Income that is generated from sources other than a company's normal business operations. This would include any income that is not generated by the sale of the company's products and services. Sundry income is likely to be less predictible in nature than revenue from a business' primary operations. Sundry income is a non-material source of income, and would generally be trivial in relation to a company's income from operations. Also called miscellaneous income or other income.

Investopedia explains 'Sundry Income'


Sundry income or miscellaneous income may be shown as a line item on the income statement under "other operating income," and may include income from a number of sources, for example, late fees, profit on the sale of minor assets or foreign exchange gains. Note that interest income may or may not be included in sundry income based on the type of business; if a company has substantial interest income due to large cash balances, interest income may be shown as a line item, separate from sundry income.



comments powered by Disqus
Hot Definitions
  1. Genuine Progress Indicator - GPI

    A metric used to measure the economic growth of a country. It is often considered as a replacement to the more well known gross domestic product (GDP) economic indicator. The GPI indicator takes everything the GDP uses into account, but also adds other figures that represent the cost of the negative effects related to economic activity (such as the cost of crime, cost of ozone depletion and cost of resource depletion, among others).
  2. Accelerated Share Repurchase - ASR

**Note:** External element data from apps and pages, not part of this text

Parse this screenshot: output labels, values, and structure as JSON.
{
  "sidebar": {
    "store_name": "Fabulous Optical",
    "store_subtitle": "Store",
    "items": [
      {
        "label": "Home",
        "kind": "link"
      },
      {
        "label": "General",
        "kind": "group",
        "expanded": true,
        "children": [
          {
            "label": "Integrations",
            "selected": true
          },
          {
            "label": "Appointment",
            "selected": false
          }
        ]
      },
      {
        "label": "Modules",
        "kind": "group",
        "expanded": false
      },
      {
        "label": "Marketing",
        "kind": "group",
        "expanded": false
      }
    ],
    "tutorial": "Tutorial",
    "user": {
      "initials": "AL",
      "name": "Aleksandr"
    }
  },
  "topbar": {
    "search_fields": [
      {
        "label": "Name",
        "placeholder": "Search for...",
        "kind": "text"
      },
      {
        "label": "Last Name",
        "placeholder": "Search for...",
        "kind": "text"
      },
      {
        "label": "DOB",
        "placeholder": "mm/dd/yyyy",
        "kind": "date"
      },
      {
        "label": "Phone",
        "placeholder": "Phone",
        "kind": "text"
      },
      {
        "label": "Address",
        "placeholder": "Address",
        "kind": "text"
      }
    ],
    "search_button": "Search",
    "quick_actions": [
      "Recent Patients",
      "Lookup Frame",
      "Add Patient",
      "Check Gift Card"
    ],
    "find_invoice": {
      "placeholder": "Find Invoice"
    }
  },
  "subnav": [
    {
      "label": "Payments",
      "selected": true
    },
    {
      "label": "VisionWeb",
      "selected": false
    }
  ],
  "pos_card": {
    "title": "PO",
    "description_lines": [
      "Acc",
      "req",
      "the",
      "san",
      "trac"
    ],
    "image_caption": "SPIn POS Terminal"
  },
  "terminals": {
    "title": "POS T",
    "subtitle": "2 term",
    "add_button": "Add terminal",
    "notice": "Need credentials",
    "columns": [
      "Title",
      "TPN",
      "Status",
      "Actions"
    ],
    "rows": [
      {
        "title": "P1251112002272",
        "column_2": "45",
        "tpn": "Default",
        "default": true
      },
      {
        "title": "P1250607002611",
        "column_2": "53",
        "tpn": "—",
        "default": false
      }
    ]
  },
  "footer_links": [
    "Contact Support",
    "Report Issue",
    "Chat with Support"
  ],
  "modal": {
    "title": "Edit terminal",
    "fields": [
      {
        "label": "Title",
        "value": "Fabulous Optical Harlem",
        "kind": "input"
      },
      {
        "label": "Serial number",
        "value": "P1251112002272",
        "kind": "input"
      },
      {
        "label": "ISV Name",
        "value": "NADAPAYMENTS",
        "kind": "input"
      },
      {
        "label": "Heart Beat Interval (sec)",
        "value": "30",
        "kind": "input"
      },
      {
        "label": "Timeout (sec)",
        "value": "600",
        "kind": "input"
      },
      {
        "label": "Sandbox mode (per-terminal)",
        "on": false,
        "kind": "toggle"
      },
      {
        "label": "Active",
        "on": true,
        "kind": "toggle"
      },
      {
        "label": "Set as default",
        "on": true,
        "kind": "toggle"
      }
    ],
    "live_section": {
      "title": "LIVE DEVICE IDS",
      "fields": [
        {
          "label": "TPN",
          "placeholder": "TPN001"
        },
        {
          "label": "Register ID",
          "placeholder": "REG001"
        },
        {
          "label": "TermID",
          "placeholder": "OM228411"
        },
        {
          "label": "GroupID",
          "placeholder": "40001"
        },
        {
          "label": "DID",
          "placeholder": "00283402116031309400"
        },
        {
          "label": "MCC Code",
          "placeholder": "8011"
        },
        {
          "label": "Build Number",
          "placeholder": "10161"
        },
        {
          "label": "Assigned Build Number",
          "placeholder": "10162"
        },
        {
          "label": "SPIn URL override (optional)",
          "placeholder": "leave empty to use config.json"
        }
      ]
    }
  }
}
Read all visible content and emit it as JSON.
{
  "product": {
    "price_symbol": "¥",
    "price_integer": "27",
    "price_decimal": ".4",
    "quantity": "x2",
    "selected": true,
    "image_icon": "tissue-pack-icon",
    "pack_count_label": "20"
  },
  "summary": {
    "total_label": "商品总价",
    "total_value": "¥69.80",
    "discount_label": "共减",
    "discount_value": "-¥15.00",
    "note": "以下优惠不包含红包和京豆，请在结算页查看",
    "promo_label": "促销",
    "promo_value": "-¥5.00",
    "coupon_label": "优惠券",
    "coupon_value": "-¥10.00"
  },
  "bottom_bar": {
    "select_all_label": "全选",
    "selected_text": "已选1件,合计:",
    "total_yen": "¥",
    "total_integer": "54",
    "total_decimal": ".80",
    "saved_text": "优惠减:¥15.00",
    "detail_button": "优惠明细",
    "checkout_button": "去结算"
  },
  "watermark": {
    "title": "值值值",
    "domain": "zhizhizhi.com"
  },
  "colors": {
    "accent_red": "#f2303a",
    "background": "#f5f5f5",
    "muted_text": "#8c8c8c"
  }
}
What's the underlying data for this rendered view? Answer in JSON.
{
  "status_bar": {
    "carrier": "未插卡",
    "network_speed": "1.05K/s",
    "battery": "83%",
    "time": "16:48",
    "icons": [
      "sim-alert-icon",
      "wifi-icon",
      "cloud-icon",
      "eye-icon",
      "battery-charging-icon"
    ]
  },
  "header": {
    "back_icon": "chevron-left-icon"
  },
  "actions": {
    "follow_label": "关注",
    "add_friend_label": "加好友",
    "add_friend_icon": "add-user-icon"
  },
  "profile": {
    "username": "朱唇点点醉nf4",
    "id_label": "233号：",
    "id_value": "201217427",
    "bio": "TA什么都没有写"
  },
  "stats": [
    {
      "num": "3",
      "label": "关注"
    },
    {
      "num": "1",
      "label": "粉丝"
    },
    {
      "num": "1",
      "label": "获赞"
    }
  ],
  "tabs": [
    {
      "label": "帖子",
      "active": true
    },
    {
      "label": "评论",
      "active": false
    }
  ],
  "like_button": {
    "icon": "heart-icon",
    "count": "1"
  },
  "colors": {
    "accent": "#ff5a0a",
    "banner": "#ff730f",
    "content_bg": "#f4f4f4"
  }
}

    A specific method by which corporations can repurchase outstanding shares of their stock. The accelerated share repurchase (ASR) is usually accomplished by the corporation purchasing shares of its stock from an investment bank. The investment bank borrows the shares from clients or share lenders and sells them to the company.
  3. Microeconomic Pricing Model

    A model of the way prices are set within a market for a given good. According to this model, prices are set based on the balance of supply and demand in the market. In general, profit incentives are said to resemble an "invisible hand" that guides competing participants to an equilibrium price. The demand curve in this model is determined by consumers attempting to maximize their utility, given their budget.
  4. Centralized Market

    A financial market structure that consists of having all orders routed to one central exchange with no other competing market. The quoted prices of the various securities listed on the exchange represent the only price that is available to investors seeking to buy or sell the specific asset.
  5. Balanced Investment Strategy

    A portfolio allocation and management method aimed at balancing risk and return. Such portfolios are generally divided equally between equities and fixed-income securities.
  6. Negative Carry

    A situation in which the cost of holding a security exceeds the yield earned. A negative carry situation is typically undesirable because it means the investor is losing money. An investor might, however, achieve a positive after-tax yield on a negative carry trade if the investment comes with tax advantages, as might be the case with a bond whose interest payments were nontaxable.
Trading Center